This review first appeared in the December 13, 1997 edition of the American Reporter.

Much as with Herb Alpert and Stan Getz, Paul Desmond spent the early '60s putting out bachelor pad albums – what was packaged to men of the time as smart and sophisticated and guaranteed to attract the chicks but which in retrospect just seems dumb, kind of like wearing Playboy bunny cuff links. The album covers tended to feature a sultry, scantifly clad young woman on her back, just waiting for her hipster man to put the right music on the hi-fi, profer a vodka martini and seduce her with fancy talk of Norman Mailer and Gore Vidal.

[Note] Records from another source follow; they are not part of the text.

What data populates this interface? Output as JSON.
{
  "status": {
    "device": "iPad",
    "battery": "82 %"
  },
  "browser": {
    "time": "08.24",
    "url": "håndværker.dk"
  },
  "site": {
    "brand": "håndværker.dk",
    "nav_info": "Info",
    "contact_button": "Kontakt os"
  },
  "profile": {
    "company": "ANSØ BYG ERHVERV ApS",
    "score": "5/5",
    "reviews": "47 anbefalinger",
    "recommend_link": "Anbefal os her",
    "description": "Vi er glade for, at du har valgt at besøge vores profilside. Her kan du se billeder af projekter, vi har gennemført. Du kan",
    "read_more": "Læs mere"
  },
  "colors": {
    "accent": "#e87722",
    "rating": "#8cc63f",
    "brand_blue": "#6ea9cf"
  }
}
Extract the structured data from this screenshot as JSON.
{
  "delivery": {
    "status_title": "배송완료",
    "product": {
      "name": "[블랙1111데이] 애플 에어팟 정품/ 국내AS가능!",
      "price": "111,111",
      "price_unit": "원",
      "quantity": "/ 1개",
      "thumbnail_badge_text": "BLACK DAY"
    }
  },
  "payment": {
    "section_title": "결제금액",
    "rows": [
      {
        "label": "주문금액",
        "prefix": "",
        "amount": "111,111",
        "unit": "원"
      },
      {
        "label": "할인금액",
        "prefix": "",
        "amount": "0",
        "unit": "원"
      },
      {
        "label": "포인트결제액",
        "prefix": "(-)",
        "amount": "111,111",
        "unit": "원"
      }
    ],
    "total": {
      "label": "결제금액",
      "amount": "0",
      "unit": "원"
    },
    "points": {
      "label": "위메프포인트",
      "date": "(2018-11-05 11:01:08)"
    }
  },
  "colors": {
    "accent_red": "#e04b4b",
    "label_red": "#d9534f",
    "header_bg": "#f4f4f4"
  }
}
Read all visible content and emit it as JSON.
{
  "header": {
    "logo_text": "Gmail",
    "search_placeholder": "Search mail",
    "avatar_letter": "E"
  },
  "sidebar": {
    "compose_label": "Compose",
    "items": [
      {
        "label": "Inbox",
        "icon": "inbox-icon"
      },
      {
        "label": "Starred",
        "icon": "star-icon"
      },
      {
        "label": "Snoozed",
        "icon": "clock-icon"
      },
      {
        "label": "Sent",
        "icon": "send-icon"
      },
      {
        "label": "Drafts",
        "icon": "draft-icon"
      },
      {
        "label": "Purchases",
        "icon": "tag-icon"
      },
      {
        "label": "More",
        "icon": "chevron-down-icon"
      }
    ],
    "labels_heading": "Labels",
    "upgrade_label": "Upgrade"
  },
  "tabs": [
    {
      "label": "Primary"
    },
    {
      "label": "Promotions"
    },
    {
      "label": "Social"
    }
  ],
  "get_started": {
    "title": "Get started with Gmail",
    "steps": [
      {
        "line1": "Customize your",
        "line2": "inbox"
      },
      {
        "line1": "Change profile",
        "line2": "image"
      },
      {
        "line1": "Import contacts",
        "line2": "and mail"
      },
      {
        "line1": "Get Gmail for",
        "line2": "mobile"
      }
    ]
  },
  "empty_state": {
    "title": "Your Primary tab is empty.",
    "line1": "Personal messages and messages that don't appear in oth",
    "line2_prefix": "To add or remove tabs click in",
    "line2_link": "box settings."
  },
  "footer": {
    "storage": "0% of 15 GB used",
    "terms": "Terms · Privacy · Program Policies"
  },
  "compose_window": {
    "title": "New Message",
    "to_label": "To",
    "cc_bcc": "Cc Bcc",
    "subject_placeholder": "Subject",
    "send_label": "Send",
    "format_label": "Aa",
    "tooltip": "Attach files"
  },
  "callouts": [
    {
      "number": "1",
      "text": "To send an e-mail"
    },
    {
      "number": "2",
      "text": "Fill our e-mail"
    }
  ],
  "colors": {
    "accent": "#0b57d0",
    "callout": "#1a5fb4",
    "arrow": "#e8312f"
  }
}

It was music for cocktailers who found Sinatra and Basie too heavy, who thought Dean Martin wasn't quite mellow enough, who were too hip for Ray Conniff – but just barely. In other words, this was the soundtrack for folks who wanted their apartment to look like the set of "That Girl" and who basically thought "jazz" was an accessory you bought in the home furnishing department at Sears.

Thank God that nightmare is over. Although, should you miss it or, like Henry Kissinger, actually remember it fondly, a new boxed set of Desmond will take you right back.

The five LPs reissued in CD format on "The Complete Paul Desmond RCA Victor Recordings Featuring Jim Hall" are like a time capsule from 35 years ago: mostly inconsequential music, cover art that's a scream.

To be fair, in many ways Desmond was closer to Getz than Alpert in having a serious jazz side that got caught up in a silly fad, a fad soon swept away by lava lamps and bell-bottom jeans. Desmond was a decent alto saxophonist capable of writing intricate, interesting songs that might have proven to be more worthwhile if given a fair chance. And Jim Hall, featured sideman throughout, is an outstanding jazz guitarist with a reputation alongside that of players such as Joe Pass and Barney Kessell.

But unless you actually think Hugh Hefner is anything more than a curiosity, you won't find much on this set either.